THE work of Crime Stoppers was recognised during Tasmanian Crime Stoppers Week starting from 31 May, with there being a strong focus on illicit drugs, their entry points into the community, and the role Tasmanians could play in fighting this serious crime.
Crime Stoppers Week is designed to raise awareness about what everyone in the state can do to combat criminal activity.
Crime Stoppers Tasmania is central to this effort because intelligence provided by the community through Crime Stoppers is a powerful weapon for the police.
“No one wants to see drugs in our communities,” Crime Stoppers Tasmania chair David Daniels OAM said.
“Being an island state has made it easier for Tasmania to keep COVID at bay.
“Let’s do the same to keep drugs out of Tasmania and catch those who engage in this ugly trade.
“Our police do a wonderful job in crime fighting, but in solving crime, police face hurdles that Crime Stoppers is designed to counter.

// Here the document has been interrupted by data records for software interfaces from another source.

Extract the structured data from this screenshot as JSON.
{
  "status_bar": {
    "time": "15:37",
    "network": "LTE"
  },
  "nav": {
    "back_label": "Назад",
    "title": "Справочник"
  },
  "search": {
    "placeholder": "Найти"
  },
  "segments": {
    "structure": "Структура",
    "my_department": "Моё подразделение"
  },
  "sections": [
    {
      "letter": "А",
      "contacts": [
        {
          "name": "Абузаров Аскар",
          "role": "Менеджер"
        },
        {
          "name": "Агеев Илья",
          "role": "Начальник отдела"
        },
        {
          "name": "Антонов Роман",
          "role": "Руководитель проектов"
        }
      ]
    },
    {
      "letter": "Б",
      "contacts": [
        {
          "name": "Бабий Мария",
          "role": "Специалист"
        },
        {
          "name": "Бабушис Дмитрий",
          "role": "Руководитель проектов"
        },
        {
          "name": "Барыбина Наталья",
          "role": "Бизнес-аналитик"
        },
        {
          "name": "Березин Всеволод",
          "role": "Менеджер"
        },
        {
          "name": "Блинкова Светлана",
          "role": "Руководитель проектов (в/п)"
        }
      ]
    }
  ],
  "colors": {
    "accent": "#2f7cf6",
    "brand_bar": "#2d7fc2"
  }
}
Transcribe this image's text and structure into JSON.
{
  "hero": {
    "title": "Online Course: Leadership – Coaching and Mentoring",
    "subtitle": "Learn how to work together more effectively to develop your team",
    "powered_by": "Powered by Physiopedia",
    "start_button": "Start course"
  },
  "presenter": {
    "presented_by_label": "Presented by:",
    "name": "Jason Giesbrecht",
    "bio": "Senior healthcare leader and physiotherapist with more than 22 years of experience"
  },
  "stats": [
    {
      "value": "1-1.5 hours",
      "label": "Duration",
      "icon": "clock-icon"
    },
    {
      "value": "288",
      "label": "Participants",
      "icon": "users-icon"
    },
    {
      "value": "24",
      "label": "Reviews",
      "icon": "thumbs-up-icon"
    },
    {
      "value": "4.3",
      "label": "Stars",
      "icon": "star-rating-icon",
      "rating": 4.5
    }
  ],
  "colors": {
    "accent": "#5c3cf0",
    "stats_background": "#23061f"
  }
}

“We are a conduit between Tasmania Police and the community, while maintaining the anonymity of those who provide information.”
While supply chains have been disrupted, drug trafficking within Tasmania has remained a significant issue.
Mr Daniels said supply and gateways of illicit drugs were key targets of this year’s community-led Crime Stoppers campaign, which focused on gathering local intelligence and engaging with Tasmanians for a safer Tasmania.
“Everyday Tasmanians can assist in combatting drug related and other crimes by telling us what they know anonymously,” he said.
“Drug dealers are often hiding in plain sight in our communities and can be masters of blending in.
“People often feel powerless to act or think someone else will do something.
“In the meantime, drugs are harming our loved ones and cause other crimes.
“Thanks to Tasmanians who have used Crime Stoppers to support our police in deterring and solving crime, we have seen a marked increase in anonymous reports from the wider community.
“In the past three years, there has been a 27 per cent increase in reports, with an 18 per cent increase in reports specifically about drug related activity.”
Mr Daniels encouraged the Tasmanian community to speak up, but stay secret by anonymously reporting criminal activity through the Crime Stoppers Tasmania website at https://www.crimestopperstas.com.au/support-us/report-a-crime/ or by phoning Crime Stoppers on 1800 333 000.